CyberPhysical Systems Research Program
phone: +61 2 9490 5611
Todays most applications rely on pervasive service residing in various location of the networks. This raises several conflicting requirements including security, privacy concern and overall performance. Making sure that these applications maintain an acceptable Service Level Agreement while providing these requirement is generally regarded as an open problem for distributing computing. During my career I have tackled this problem by not only developing new distributed algorithms but also by incorporating new functions inside the network in order to better support these applications.

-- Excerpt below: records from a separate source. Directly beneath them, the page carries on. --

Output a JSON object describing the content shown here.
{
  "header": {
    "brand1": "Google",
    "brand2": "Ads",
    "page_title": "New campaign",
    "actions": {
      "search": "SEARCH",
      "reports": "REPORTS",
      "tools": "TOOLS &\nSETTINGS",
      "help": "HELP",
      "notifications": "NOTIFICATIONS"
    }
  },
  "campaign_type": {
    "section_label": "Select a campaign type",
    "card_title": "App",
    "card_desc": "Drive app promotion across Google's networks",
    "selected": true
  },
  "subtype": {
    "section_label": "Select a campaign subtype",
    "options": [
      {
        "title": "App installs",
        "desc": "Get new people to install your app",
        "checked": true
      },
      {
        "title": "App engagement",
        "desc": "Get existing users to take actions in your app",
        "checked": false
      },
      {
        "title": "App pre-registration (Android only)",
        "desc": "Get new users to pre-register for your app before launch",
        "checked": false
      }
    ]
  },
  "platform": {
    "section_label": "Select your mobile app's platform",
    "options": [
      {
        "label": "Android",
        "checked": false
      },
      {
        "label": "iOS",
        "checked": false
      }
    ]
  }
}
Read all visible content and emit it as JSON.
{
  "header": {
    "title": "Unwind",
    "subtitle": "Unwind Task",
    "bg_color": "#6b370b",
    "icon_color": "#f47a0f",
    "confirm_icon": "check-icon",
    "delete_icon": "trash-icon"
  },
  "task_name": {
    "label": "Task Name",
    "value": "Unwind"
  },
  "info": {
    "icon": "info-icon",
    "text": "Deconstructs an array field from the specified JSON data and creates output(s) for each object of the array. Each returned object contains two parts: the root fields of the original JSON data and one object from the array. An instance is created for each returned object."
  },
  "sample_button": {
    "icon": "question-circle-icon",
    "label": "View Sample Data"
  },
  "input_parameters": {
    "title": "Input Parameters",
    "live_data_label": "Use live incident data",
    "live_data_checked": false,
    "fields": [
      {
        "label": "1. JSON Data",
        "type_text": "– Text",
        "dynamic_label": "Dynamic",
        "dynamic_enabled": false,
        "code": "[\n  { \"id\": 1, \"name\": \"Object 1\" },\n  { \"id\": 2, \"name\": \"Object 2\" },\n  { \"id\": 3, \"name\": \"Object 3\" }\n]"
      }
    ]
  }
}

During my career, I have pursued this research excellence through rigorous experimentation, measurements, and implementation of distributed computing systems capable of operating at large scale over a realistic network. This vision led me to focus upon developing large-scale networked systems that avoid the common fallacies of distributed systems through a wide networking knowledge. In particular, I leveraged my network knowledge to not only offer basic support, such as reliable communication, but enhanced services such as a secured and private channel to distributed computing applications. Doing so I have developed several state-of-the-art tools and frameworks that are illustrated by the following three examples.
Distributing Network Functions (2014 – present)
In recent years, I have led the Network Group initiative in leveraging the paradigm shift that constitutes Software Defined Networking and Network Function Virtualisation. This group initiative has been accomplished on two separate directions. In the first one, I focused on enhancing application support through a more intelligent and agile network. In the second one, I have also applied theoretical results from distributed systems, such as the two-phase commit algorithm, and optimisation techniques to also enhance the management of Software Defined Network.
In the first direction, where we used SDN in order to improve application services, I have proposed numerous enhanced networking services, such as secu- rity and privacy preserving techniques, that could not be deployed in nowadays networks due to the legacy lack of network support. These services include:
In addition to the above, I have applied distributed computing concepts in order to enhance how Software Defined Networks are operated. In particular, I have proposed and published in the IEEE Communication Magazine (impact factor of 10.435) the first ever distributed algorithm able to garbage-collect forwarding rules in the presence of an asynchronous network, (e.g. when no delay upper bound can be established).
Rethinking Network-bound Applications (2016 – present)
Networking applications currently use the Berkeley socket model to interface with a networking stack that resides in the operating system kernel. This model requires costly context switching between applications and the kernel, as well as memory copies on both the sending and receiving path. This model imposes a limitation on performance which becomes even more apparent with the doubling of bandwidth of network bandwidth every 17-18 months, compared with CPU and DRAM performance doubling only every 26-27 months. For example, The Memcached application spends over 80% of CPU time in the kernel networking stack, using less than 5% of the available networking bandwidth.
This research aims to evaluate the impact of using kernel bypass technologies, to accelerate network bound applications. Some research questions include:
Cyber-Fraud Detection (2014 – present)
Facebook and other Online Social Networks have become one of primary outlet for advertisements. How can we detect and prevent frauds on these systems and ensure that businesses are getting bang for their buck? In this project we aim to provide new forms of cyber-defence. This will lead us to offer: